Holy Motors (2012)
★ / ★★★★
It is a most misleading sight when Monsieur Oscar (Denis Lavant) walks away from a lavish home as kids stand on rooftops to greet him good morning. The closer he gets to the white limousine, our expectation that he is off to work–most likely business-related due to his attire–is solidified. The assumption that M. Oscar is on his way to a job is correct. The nature of his work, however, is an entirely different breed, the kind that changes every few hours. Today, M. Oscar has nine “appointments,” according to Céline (Edith Scob), the limo driver. Each one requires that he looks and acts different–all of which depend on the needs of the client.
“Holy Motors” is an infuriating, would-be cerebral experience. Although it has plenty of imagination, it sacrifices cohesion and reason for sake of being different. As a result, we sit through so-called appointments that do not make any sense, from M. Oscar resembling a leprechaun (sans the hat) who eats flowers in the cemetery to playing a dying old man in a hotel bed who gets a chance to exchange last words with a woman. The film comes off desultory than dream-like, pretentious than thought-provoking.
Perhaps the intention is to criticize the state of modern film, how each genre has become cripplingly repetitious and stale. After all, the first scene consists of a blind man breaking through a wall and onto a movie theater. The wall, as cliché as it is, works as a metaphor for the limitations that writers and filmmakers create for themselves and therefore their work. Most importantly, it suggests that there is a wall between films and viewers that goes unbroken or unchallenged far too often.
If such is the case, the picture needs to stand on its own and be better than its targets. Since the film is neither this nor that and yet it attempts to be everything, it does not work. It fails to do anything particularly memorable with each assignment. Take M. Oscar playing a beggar in the streets of Paris as an example.
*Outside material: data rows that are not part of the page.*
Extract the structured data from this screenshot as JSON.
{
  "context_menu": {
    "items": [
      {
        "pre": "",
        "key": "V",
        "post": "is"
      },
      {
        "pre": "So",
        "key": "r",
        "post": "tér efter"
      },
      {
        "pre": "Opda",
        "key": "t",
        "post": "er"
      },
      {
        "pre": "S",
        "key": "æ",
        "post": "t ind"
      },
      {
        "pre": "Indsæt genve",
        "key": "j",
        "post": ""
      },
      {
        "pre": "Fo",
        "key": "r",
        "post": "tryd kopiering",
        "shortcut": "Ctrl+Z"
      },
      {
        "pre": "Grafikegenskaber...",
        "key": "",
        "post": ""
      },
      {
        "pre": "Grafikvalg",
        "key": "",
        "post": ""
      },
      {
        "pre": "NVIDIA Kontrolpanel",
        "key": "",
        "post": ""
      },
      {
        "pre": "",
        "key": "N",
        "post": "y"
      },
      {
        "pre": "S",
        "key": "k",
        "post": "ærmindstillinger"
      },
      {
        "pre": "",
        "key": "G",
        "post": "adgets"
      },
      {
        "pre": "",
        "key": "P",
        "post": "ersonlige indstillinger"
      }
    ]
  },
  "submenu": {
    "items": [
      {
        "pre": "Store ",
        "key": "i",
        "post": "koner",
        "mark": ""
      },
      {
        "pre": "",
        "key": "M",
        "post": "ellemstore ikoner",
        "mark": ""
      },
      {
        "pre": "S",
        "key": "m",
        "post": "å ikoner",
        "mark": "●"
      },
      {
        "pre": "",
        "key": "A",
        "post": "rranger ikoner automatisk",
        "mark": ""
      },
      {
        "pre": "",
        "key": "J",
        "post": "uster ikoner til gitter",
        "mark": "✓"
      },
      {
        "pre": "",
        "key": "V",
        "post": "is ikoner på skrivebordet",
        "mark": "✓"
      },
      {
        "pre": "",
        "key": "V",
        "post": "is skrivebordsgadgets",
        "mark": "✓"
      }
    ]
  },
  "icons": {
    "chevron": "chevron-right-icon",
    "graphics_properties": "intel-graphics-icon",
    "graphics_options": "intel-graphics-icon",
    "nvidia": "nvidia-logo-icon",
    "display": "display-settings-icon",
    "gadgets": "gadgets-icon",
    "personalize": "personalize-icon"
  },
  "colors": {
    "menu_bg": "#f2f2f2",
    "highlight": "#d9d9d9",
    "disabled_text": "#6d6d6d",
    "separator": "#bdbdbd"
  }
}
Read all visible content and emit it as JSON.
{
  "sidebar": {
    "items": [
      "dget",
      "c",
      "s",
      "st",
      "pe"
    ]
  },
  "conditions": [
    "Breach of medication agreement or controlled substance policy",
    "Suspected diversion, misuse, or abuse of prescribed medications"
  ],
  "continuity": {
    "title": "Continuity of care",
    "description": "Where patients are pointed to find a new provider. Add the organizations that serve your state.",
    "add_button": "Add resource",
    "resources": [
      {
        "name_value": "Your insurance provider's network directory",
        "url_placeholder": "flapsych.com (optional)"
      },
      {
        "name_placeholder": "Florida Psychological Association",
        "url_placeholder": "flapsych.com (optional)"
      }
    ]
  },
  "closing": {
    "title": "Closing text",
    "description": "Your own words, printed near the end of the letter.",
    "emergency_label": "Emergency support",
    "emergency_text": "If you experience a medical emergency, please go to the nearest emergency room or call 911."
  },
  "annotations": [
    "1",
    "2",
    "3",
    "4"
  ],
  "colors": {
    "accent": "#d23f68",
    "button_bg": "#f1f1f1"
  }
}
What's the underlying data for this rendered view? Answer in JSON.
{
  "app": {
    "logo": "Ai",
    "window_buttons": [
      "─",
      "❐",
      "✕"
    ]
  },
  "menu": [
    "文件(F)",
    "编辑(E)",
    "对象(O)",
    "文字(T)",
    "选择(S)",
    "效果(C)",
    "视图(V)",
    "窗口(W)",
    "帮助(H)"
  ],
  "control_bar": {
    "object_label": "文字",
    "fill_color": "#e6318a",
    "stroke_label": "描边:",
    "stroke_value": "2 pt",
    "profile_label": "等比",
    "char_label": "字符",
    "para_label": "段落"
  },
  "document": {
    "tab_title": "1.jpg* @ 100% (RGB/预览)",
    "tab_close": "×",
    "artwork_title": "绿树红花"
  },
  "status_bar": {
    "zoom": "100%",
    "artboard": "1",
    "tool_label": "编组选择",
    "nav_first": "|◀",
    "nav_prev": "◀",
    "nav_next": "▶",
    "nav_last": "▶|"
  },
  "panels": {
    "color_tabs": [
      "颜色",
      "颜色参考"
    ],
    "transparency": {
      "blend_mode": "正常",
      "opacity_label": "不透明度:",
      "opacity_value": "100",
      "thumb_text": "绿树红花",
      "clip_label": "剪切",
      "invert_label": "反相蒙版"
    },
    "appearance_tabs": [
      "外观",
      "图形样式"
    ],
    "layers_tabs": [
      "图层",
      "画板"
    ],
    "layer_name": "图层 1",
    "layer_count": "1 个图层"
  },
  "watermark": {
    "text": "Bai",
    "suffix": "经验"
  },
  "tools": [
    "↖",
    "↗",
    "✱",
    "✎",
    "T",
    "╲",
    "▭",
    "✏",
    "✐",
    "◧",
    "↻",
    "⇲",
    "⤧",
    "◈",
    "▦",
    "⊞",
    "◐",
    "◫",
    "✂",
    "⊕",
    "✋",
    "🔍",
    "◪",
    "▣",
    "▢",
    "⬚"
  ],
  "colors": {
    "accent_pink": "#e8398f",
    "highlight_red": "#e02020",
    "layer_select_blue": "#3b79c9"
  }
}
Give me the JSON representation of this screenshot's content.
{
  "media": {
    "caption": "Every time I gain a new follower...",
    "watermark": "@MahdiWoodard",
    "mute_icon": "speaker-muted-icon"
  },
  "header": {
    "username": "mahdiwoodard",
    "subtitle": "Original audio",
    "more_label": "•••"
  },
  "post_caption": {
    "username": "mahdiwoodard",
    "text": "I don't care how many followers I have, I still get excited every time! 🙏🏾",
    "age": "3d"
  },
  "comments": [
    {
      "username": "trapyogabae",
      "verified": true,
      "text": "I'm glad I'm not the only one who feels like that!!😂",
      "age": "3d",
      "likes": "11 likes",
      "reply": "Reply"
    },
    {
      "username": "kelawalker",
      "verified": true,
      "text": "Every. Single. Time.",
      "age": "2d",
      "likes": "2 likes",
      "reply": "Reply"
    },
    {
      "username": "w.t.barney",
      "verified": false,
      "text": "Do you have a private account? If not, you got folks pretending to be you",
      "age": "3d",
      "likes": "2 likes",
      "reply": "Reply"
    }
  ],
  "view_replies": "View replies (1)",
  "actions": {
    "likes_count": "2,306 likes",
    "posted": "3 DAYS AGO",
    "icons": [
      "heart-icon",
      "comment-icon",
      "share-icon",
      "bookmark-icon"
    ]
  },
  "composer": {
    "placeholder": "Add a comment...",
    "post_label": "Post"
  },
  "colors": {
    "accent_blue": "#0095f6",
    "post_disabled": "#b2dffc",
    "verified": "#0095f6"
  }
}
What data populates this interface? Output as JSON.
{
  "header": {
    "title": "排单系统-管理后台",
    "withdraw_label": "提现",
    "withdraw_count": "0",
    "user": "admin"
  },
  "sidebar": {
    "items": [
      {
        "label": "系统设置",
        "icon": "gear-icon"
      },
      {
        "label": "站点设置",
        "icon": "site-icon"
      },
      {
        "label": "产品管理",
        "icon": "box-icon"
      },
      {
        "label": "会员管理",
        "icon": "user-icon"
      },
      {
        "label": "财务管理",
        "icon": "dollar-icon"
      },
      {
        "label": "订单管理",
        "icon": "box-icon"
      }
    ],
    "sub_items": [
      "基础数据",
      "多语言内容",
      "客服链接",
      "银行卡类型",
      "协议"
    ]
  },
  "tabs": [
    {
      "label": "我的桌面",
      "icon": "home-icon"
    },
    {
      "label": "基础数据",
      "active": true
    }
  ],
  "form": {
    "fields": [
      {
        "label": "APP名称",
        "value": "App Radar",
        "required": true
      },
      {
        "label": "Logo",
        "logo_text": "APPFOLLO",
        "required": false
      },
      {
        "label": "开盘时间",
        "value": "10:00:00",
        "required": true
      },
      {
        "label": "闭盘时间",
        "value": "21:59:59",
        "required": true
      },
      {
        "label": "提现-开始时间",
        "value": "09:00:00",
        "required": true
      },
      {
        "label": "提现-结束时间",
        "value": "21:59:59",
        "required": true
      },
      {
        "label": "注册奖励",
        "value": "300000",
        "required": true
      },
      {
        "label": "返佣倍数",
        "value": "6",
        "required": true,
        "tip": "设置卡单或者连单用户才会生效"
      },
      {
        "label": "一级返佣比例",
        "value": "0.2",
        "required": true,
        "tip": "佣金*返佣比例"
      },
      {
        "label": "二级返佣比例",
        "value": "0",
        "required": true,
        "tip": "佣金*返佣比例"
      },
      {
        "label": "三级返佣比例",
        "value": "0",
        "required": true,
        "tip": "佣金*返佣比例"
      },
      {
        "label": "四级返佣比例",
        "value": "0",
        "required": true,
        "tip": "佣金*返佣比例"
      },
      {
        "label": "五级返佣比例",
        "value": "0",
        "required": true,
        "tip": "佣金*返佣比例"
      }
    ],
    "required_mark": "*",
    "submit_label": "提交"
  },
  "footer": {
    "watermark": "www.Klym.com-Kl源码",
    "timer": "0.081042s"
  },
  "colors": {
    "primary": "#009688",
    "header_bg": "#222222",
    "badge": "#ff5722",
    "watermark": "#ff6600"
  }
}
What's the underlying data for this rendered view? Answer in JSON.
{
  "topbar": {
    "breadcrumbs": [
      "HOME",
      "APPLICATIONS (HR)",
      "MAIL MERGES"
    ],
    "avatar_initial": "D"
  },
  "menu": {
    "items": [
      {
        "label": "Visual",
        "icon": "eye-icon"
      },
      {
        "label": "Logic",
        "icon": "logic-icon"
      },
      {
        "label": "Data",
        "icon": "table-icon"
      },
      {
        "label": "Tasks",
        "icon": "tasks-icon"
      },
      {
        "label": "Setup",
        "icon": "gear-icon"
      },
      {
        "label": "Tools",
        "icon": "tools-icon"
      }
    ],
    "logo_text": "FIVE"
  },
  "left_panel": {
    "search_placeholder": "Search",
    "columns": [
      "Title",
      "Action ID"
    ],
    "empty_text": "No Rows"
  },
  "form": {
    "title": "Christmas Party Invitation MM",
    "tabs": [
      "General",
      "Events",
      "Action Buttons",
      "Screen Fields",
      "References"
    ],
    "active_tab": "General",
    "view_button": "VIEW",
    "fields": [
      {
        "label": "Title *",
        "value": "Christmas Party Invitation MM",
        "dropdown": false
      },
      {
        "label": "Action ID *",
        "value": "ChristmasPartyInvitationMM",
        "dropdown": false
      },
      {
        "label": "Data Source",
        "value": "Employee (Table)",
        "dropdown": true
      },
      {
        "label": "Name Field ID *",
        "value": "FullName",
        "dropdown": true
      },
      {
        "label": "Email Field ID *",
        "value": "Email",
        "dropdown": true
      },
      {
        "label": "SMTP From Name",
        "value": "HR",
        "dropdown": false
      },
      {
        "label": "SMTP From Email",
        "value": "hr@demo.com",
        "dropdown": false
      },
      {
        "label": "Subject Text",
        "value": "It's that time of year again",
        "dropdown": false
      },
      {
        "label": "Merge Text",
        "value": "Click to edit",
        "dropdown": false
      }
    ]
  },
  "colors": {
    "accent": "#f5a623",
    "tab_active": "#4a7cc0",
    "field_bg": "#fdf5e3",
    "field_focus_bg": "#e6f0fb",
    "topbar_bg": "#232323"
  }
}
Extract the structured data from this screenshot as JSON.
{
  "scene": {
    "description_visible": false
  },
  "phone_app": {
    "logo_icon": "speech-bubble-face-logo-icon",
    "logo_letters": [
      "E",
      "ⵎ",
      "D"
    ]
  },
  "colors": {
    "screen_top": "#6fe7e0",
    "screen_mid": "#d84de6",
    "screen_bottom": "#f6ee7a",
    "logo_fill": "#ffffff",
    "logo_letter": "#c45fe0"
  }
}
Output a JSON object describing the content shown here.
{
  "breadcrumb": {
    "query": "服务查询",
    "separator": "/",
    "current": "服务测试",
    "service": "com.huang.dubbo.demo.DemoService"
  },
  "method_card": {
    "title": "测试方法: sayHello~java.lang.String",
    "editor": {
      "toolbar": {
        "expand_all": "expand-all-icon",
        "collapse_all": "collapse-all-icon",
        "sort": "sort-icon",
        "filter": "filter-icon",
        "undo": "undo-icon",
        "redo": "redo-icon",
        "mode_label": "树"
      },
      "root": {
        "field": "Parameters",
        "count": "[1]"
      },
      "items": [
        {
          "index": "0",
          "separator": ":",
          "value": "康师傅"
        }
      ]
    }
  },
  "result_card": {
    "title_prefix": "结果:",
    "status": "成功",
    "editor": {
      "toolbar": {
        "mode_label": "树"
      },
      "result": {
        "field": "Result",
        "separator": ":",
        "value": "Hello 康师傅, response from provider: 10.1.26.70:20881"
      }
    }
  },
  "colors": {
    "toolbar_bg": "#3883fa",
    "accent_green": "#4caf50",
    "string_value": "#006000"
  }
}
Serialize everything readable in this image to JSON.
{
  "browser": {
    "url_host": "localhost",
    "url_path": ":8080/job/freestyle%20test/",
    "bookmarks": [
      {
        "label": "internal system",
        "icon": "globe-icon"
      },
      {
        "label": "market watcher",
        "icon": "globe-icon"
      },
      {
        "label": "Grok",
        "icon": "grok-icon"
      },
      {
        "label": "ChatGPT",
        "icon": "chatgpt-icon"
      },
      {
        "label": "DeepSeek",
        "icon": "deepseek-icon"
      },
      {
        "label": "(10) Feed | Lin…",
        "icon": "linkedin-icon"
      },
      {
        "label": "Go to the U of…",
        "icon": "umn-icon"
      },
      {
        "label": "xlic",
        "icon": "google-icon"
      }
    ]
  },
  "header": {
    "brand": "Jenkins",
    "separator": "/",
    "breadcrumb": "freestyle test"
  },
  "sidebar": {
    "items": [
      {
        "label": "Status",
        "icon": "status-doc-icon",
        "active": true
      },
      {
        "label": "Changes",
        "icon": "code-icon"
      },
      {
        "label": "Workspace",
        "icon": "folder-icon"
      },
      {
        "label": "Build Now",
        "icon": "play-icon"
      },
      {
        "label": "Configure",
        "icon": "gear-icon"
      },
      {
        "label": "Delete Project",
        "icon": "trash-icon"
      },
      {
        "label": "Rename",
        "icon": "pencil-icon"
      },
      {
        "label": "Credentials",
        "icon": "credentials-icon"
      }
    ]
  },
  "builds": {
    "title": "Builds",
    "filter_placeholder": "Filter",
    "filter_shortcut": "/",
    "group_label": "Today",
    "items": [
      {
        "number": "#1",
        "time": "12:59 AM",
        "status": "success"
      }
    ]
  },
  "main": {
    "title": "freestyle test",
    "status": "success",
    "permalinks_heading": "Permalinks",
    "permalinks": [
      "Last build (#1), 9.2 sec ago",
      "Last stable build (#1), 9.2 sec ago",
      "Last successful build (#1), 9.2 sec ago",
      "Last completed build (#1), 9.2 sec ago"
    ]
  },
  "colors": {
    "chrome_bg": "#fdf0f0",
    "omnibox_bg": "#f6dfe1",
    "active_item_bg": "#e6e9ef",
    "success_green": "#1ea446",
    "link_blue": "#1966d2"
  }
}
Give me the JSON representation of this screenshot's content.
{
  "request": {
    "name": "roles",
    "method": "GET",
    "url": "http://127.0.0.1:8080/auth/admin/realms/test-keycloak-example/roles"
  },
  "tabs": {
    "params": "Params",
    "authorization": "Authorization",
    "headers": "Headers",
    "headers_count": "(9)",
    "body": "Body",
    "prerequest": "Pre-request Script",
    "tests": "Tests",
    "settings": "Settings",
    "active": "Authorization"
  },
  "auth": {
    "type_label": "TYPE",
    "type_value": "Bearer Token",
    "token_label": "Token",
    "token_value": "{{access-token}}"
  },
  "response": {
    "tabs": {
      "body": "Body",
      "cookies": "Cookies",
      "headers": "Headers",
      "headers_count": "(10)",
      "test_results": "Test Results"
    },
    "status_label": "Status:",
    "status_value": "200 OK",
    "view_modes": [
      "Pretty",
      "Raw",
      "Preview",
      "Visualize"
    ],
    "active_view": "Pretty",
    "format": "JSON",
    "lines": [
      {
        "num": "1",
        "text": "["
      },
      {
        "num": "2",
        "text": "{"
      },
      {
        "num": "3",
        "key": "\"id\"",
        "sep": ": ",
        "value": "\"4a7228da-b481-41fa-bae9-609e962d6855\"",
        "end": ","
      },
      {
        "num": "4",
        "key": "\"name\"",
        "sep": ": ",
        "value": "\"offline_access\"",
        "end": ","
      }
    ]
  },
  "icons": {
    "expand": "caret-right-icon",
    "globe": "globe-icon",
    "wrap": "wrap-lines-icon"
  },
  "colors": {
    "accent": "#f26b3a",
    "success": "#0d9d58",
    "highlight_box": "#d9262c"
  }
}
While it is a good physical performance, the character is created and disposed of so quickly. There is not enough time for us to get acclimated, ask questions, and really think about what is happening.
Lavant proves in the zone in embodying each character but since the screenplay by Leos Carax does not give us the necessary time to be engaged with what is going on in its universe, the performance is, in many ways, cheapened as well as weakened in terms of emotional impact. With each make-up and costume change, there is a dramatic physical transformation but I never got past the fact that the actor is acting. It is a shame because if the material had been less insular and self-important, it would have been a visual feast as well as a force worthy of challenging our minds.
At least the cinematography is more welcoming. I enjoyed the sights of Paris especially at night and the way the camera follows M. Oscar as he turns into and around corners. But a way a picture looks rarely makes up for its (equally) important deficiencies. A movie may have good visuals but if it all feels hollow, as is the case here, the experience feels not unlike watching an amateur street performance.
Some are quick to make foolish claims that “Holy Motors,” directed by Leos Carax, is a love letter to movie lovers. This is a most unwarranted and outrageous assertion because the film is dead cold toward us. Just because a film is “artsy” or strives to be very different, does not mean it is good. While it does inspire curiosity, it is not thrilling, funny, heart-wrenching, or scary. It does not give us a sense of wonder either. What good is a film if we sit there expressionless?